A single number is wanted: how many lines of the data below include the string "dbfsqlsrv"?

◆ RECORDS SHOWN
>>>
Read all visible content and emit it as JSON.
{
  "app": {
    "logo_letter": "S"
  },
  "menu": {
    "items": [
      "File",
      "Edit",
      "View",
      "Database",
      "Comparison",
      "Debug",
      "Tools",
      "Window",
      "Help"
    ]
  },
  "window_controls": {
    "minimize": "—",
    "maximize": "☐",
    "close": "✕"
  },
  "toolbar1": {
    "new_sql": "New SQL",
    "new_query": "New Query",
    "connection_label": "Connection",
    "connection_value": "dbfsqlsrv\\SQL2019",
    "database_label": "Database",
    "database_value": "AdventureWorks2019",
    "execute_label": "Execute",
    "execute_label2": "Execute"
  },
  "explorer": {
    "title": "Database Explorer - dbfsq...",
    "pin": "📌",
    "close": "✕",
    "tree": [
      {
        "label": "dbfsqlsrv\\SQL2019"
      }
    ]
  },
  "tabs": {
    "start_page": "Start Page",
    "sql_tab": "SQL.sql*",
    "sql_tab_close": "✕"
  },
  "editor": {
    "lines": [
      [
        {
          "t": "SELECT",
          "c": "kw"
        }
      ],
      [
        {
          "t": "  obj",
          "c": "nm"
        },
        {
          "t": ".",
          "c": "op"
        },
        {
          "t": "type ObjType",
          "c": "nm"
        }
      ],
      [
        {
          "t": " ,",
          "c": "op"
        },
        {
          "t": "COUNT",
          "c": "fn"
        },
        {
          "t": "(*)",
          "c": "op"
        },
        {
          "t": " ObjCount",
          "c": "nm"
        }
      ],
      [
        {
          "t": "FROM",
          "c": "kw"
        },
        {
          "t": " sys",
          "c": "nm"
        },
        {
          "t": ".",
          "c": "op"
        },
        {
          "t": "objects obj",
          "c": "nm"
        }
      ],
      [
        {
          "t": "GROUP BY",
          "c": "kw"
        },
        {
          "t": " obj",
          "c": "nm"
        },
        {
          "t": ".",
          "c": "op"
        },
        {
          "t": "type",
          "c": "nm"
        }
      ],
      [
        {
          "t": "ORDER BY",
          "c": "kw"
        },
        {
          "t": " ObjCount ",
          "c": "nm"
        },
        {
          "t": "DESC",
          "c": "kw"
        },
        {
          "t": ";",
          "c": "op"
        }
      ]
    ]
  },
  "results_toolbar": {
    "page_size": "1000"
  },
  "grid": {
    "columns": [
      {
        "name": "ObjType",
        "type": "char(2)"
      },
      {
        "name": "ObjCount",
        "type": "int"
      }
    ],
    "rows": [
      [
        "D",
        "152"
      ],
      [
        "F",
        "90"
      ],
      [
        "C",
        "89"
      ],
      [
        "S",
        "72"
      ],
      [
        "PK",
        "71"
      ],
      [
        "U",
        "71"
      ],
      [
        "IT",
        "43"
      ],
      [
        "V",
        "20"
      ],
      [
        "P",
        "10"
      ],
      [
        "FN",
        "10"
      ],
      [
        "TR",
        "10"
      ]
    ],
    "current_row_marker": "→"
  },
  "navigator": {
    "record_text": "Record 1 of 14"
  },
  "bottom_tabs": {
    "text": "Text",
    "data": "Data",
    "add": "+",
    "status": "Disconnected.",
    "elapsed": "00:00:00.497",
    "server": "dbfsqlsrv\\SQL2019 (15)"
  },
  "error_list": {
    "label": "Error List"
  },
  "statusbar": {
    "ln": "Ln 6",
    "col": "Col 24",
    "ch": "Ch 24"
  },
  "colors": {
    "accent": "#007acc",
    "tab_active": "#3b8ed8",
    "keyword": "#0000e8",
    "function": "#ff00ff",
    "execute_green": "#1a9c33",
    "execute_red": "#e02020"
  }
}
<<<
◆ SOLUTION FOR THIS PROBLEM
3